### What you should do
A single number is expected: the count of lines below where the word "name" occurs.

### Given entries
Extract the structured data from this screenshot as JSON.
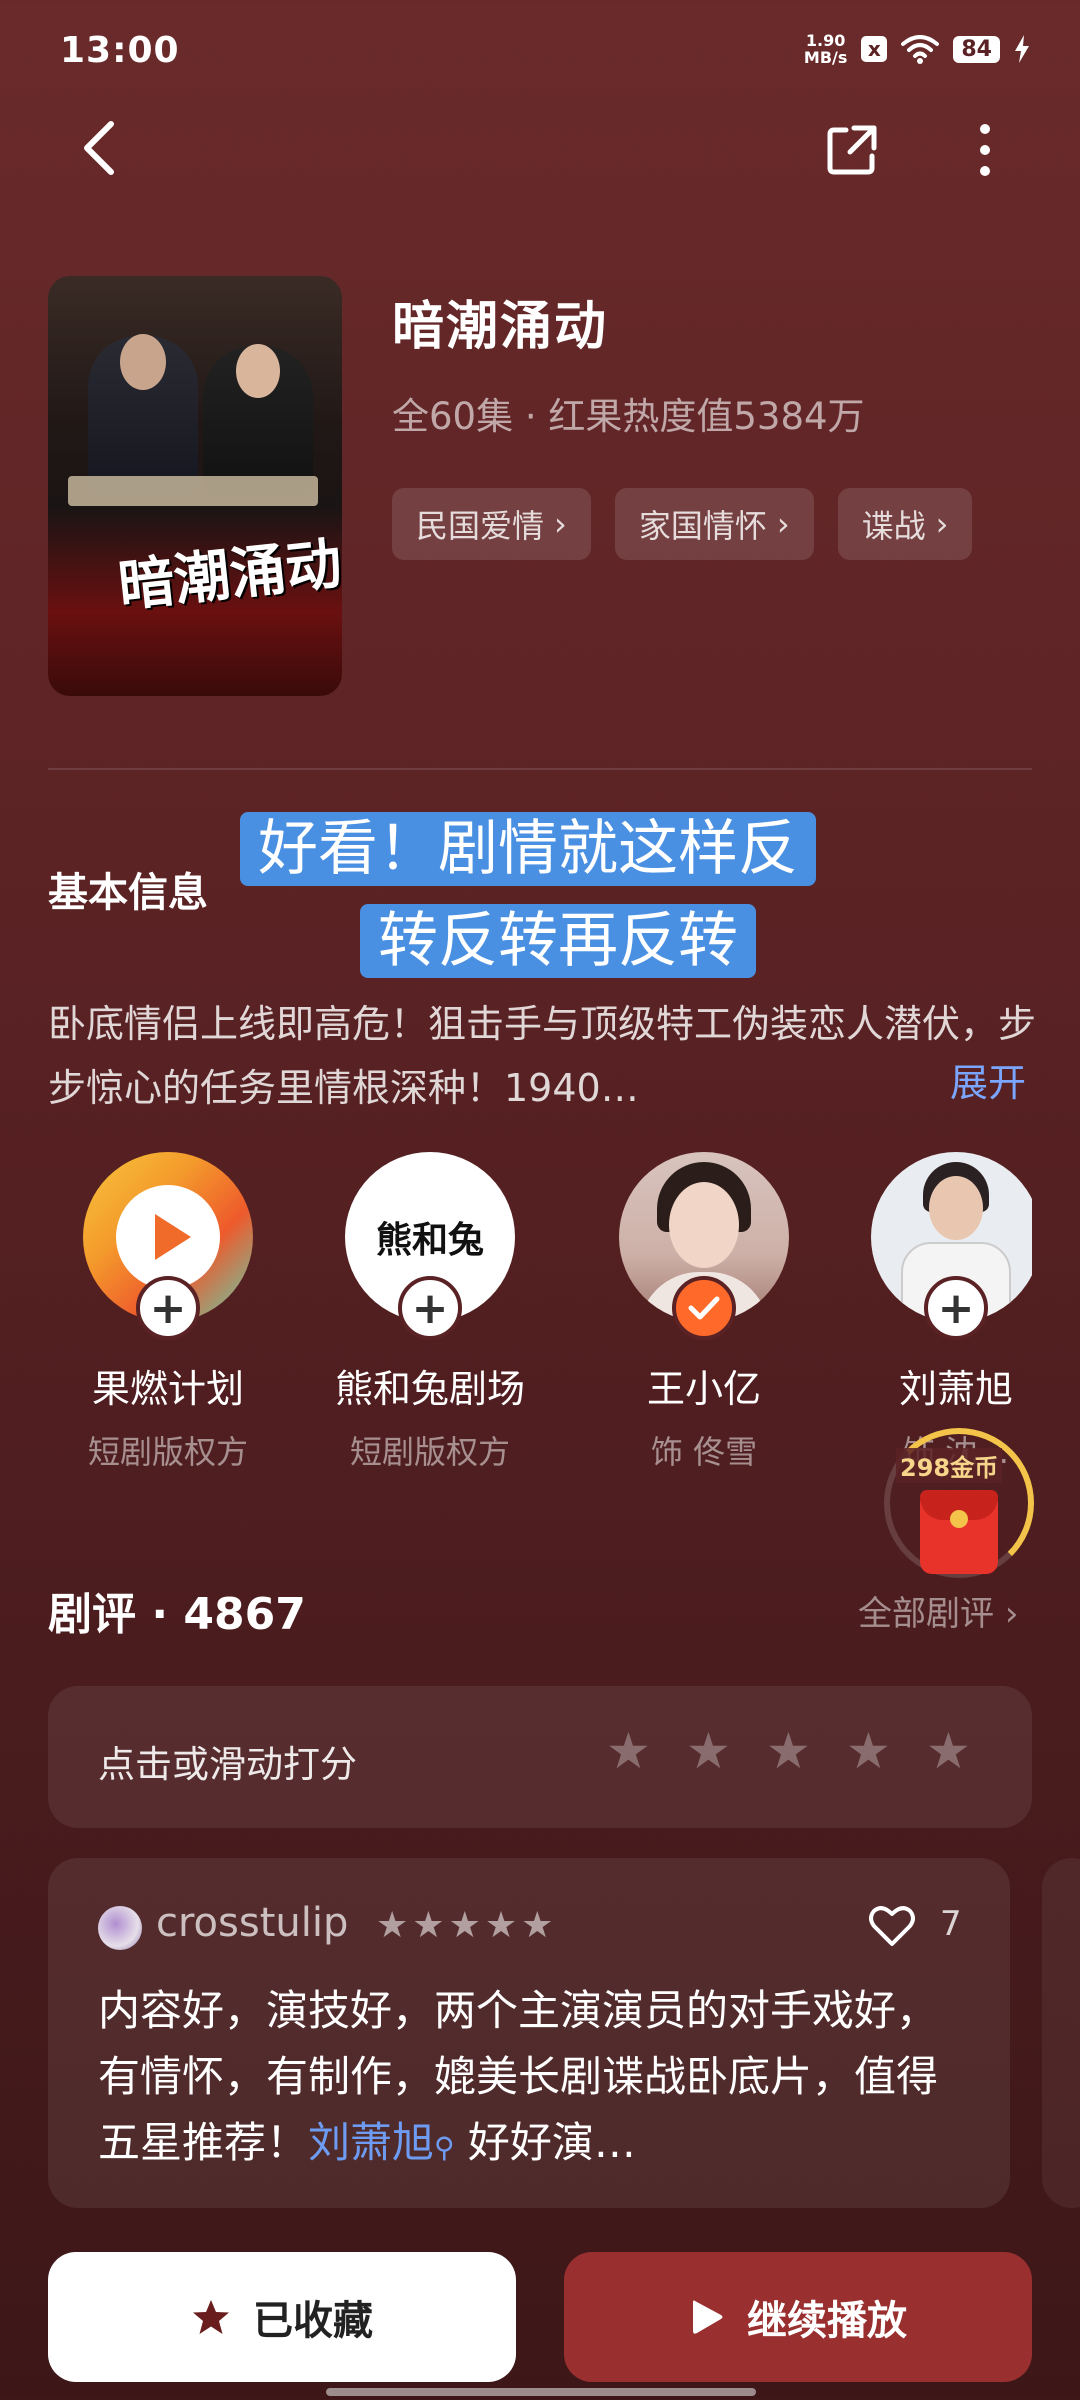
{
  "status_bar": {
    "time": "13:00",
    "net_speed_value": "1.90",
    "net_speed_unit": "MB/s",
    "battery": "84",
    "notification_badge": "x"
  },
  "show": {
    "title": "暗潮涌动",
    "meta": "全60集 · 红果热度值5384万",
    "tags": [
      "民国爱情",
      "家国情怀",
      "谍战"
    ],
    "poster_title_art": "暗潮涌动"
  },
  "basic_info": {
    "label": "基本信息",
    "overlay_caption_line1": "好看！剧情就这样反",
    "overlay_caption_line2": "转反转再反转",
    "synopsis": "卧底情侣上线即高危！狙击手与顶级特工伪装恋人潜伏，步步惊心的任务里情根深种！1940…",
    "expand_label": "展开"
  },
  "creators": [
    {
      "name": "果燃计划",
      "role": "短剧版权方",
      "followed": false,
      "icon": "play-logo-icon"
    },
    {
      "name": "熊和兔剧场",
      "role": "短剧版权方",
      "followed": false,
      "icon": "bear-rabbit-logo-icon",
      "logo_text": "熊和兔"
    },
    {
      "name": "王小亿",
      "role": "饰 佟雪",
      "followed": true,
      "icon": "actress-avatar"
    },
    {
      "name": "刘萧旭",
      "role": "饰 沈…",
      "followed": false,
      "icon": "actor-avatar"
    }
  ],
  "coin_reward": {
    "label": "298金币"
  },
  "reviews": {
    "title": "剧评 · 4867",
    "all_label": "全部剧评",
    "rating_prompt": "点击或滑动打分",
    "rating_stars": 5,
    "items": [
      {
        "user": "crosstulip",
        "stars": 5,
        "likes": "7",
        "text_before": "内容好，演技好，两个主演演员的对手戏好，有情怀，有制作，媲美长剧谍战卧底片，值得五星推荐！",
        "mention": "刘萧旭",
        "text_after": " 好好演…"
      }
    ]
  },
  "actions": {
    "collect_label": "已收藏",
    "play_label": "继续播放"
  },
  "colors": {
    "accent_orange": "#ff6a2a",
    "link_blue": "#7aa6ff",
    "play_button": "#9a2f2f",
    "background": "#5a2224"
  }
}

### Response area
4